This code conduct an Interpolation for a given set of points using Linear Interpolation method that uses linear polynomials, to construct new data points within the range of a discrete set of known data points.
- Printed Table of Interpolated Values
- Chart Compare of Interpolated Values with Given Points.
- X Axis Points
- Y Axis Points
About the Method:
linear interpolation is a method of curve fitting using linear polynomials to construct new data points within the range of a discrete set of known data points.
Linear Interpolation Between Two Known Points
If the two known points are given by the coordinates (x0, y0) and (x1, y1), the linear interpolant is the straight line between these points. For a value x in the interval (x0, x0), the value y along the straight line is given from the equation of slopes
which can be derived geometrically from the figure on the right. It is a special case of polynomial interpolation with n = 1.
Solving this equation for y, which is the unknown value at x, gives
which is the formula for linear interpolation in the interval (x0, x0). Outside this interval, the formula is identical to linear extrapolation.
This formula can also be understood as a weighted average. The weights are inversely related to the distance from the end points to the unknown point; the closer point has more influence than the farther point. Thus, the weights are (x – x0) / (x1 – x0) and (x1 – x) / (x1 – x0), which are normalized distances between the unknown point and each of the end points. Because these sum to 1,
which yields the formula for linear interpolation given above.
Interpolation of a Data Set:
Linear interpolation on a set of data points (x0, y0), (x1, y1), …, (xn, yn) is defined as the concatenation of linear interpolants between each pair of data points. This results in a continuous curve, with a discontinuous derivative (in general), thus of differentiability class C0.
Linear Interpolation as Approximation
Linear interpolation is often used to approximate a value of some function f using two known values of that function at other points. The error of this approximation is defined as
where p denotes the linear interpolation polynomial defined above:
It can be proven using Rolle’s theorem that if f has a continuous second derivative, then the error is bounded by
That is, the approximation between two points on a given function gets worse with the second derivative of the function that is approximated. This is intuitively correct as well: the ‘curvier’ the function is, the worse the approximations made with simple linear interpolation become.
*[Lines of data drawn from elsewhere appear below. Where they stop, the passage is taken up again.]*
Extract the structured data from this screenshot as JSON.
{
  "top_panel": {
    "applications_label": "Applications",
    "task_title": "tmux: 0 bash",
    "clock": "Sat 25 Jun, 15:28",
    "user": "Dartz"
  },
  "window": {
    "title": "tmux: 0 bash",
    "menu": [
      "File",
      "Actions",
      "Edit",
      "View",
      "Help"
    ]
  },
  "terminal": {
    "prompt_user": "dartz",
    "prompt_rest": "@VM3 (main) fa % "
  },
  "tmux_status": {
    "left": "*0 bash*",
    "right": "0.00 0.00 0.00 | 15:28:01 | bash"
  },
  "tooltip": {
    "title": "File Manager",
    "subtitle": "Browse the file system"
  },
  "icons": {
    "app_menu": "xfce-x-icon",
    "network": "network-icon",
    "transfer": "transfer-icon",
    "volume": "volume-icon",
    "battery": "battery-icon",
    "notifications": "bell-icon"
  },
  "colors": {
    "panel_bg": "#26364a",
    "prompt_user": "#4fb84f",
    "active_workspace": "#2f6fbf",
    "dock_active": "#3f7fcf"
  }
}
 Meijering, Erik (2002), ‘A chronology of interpolation: from ancient astronomy to modern signal and image processing’, Proceedings of the IEEE, 90 (3): 319–342, doi:10.1109/5.993400.